A Connecticut prosecutor fired last year for secretly photographing and video recording women at the Danbury courthouse is asking a state judge to reinstate his privileges to practice law, saying in a court document that his “disability” has been “removed.”
David Holzbach of Bethel was fired in August 2012 after being caught in a courtroom with a large pen containing a concealed video camera. At the request of the state chief disciplinary counsel, a judge in December revoked Holzbach’s ability to practice law by placing him on indefinite inactive status for violating court rules on cameras.
Holzbach, who wasn’t criminally charged, had been reprimanded for similar conduct in 1992 and 2006 by former Danbury State’s Attorney Walter Flanagan and had amassed four boxes of photographs of women, according to an internal investigation report written last year by current State’s Attorney Stephen Sedensky III.

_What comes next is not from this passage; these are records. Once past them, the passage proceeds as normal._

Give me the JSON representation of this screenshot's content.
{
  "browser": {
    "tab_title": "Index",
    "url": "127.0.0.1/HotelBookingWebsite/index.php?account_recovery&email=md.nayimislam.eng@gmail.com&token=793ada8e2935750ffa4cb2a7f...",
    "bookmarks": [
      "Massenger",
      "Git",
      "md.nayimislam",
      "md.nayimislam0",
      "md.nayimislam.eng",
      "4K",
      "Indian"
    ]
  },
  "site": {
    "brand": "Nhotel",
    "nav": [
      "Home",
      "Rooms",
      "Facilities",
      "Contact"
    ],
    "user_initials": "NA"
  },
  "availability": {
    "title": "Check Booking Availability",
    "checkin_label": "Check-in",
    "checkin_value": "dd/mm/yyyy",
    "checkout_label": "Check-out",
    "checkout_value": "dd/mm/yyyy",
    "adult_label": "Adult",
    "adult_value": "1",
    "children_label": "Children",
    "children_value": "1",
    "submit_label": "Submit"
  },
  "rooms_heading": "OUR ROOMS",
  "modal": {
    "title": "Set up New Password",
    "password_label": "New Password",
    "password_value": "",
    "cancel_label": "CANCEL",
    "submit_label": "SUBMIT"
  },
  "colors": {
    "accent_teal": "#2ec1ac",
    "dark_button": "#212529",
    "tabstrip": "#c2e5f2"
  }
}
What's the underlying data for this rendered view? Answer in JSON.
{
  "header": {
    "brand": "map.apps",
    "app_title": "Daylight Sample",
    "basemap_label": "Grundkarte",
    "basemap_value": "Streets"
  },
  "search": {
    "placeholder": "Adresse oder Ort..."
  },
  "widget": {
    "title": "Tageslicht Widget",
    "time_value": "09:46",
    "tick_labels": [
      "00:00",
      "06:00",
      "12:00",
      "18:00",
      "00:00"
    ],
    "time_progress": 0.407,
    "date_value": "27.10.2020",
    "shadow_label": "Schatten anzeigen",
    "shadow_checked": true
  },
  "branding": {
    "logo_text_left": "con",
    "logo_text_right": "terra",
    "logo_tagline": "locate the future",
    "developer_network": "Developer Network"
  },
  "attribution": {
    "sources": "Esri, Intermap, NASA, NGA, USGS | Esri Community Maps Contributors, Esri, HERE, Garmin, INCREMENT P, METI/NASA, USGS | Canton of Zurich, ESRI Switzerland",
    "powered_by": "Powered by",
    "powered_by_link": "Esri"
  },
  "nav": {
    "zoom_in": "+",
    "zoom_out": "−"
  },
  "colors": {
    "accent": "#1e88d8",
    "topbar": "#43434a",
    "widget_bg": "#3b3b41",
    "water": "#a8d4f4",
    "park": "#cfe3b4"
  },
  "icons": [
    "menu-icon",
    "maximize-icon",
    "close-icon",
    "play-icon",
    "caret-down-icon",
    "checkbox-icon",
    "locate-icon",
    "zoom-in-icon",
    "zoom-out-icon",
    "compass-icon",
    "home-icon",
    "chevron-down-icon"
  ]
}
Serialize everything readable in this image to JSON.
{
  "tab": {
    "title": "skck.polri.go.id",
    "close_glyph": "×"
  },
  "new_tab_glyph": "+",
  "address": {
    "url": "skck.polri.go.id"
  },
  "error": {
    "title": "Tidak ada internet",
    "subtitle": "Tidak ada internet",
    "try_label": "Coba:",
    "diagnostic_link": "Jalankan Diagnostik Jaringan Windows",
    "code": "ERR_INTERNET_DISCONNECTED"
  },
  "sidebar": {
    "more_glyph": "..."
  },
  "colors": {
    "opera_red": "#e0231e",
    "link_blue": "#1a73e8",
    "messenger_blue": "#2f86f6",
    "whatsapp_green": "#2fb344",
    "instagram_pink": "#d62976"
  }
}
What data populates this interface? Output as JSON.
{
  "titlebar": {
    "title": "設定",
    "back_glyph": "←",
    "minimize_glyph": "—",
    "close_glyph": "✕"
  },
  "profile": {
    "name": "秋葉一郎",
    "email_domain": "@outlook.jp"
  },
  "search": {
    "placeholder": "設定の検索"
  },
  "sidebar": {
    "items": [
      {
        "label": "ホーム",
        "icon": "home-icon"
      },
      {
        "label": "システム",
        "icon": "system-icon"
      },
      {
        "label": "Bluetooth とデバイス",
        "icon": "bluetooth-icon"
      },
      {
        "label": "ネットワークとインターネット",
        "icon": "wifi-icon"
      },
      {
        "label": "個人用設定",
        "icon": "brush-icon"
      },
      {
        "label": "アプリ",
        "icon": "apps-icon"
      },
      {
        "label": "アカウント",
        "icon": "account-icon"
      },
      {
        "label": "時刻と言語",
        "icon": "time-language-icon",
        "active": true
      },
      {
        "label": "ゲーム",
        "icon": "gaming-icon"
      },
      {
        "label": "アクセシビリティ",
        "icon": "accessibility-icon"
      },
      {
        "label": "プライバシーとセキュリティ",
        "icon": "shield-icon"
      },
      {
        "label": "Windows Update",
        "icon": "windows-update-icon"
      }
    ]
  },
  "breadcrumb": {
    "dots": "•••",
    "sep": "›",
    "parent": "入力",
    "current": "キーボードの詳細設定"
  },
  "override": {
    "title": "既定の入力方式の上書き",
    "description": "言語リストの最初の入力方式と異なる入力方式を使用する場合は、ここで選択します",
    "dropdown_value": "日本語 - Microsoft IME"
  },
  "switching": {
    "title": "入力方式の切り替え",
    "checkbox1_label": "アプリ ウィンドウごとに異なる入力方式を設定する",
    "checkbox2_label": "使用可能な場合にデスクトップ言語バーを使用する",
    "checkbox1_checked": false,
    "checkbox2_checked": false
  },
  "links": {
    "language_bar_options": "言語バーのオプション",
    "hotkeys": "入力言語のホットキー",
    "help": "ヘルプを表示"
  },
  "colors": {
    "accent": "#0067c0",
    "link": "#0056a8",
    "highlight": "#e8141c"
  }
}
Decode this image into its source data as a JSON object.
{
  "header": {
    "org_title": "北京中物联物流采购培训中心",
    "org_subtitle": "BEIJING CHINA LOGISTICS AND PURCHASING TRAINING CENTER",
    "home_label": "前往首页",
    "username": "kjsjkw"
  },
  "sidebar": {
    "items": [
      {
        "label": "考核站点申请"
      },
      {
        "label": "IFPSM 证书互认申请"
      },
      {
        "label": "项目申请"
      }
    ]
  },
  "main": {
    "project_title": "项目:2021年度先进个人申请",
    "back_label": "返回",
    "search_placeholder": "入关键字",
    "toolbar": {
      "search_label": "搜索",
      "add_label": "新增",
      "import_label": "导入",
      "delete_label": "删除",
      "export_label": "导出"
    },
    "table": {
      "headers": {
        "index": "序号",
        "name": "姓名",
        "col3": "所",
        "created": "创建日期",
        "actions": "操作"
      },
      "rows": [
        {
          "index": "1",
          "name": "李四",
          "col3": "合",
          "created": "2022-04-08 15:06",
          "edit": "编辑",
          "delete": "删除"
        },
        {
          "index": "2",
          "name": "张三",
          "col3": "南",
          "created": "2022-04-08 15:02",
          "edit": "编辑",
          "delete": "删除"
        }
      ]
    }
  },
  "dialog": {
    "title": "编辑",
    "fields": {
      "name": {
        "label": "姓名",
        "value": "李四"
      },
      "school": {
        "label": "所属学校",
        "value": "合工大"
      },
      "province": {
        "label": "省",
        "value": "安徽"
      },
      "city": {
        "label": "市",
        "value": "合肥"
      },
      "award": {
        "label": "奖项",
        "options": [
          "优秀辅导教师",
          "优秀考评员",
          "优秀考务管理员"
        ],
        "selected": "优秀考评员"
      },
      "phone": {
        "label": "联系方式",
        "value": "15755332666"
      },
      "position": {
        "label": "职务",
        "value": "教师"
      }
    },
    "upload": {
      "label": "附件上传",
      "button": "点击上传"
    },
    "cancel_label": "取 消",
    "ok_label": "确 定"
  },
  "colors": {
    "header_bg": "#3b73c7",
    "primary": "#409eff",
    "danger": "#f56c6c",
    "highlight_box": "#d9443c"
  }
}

According to Sedensky’s report to Chief State’s Attorney Kevin Kane, Holzbach admitted to regularly video recording female attorneys and courthouse employees in courtrooms, the state’s attorney’s office and the parking lot of Danbury Superior Court, focusing on their legs. The report also said the boxes of pictures Holzbach kept in his office included depictions of women being bound, gagged and subjected to other degrading behavior.
In 2010 or 2011, Holzbach also disobeyed Sedensky’s order to stop bringing a Nintendo DS hand-held gaming device containing a camera to work, the report said. Sedensky said he had been told that Holzbach was using it to photograph people coming into the courthouse.
Holzbach couldn’t be reached Tuesday. His phone number is unlisted. A message seeking comment was left for his attorney, Dennis McDonough.
A status conference on Holzbach’s application for reinstatement to the Connecticut Bar is scheduled for Monday at Waterbury Superior Court.
In the application, McDonough wrote that “the respondent (Holzbach) states that the disability has been removed and that the respondent is fit to resume the practice of law.” The document doesn’t elaborate on the disability.
Officials with the chief disciplinary counsel’s office didn’t return messages Tuesday. The office hasn’t filed any opposition to Holzbach’s request to be reinstated, according to the court docket.
Sedensky declined to comment Tuesday on Holzbach’s application. He said Holzbach’s conduct did not violate any criminal laws.
Connecticut does have a law against voyeurism, but it’s only a crime if the person being secretly recorded isn’t in “plain view.” Voyeurism is a felony that carries one to five years in prison upon conviction.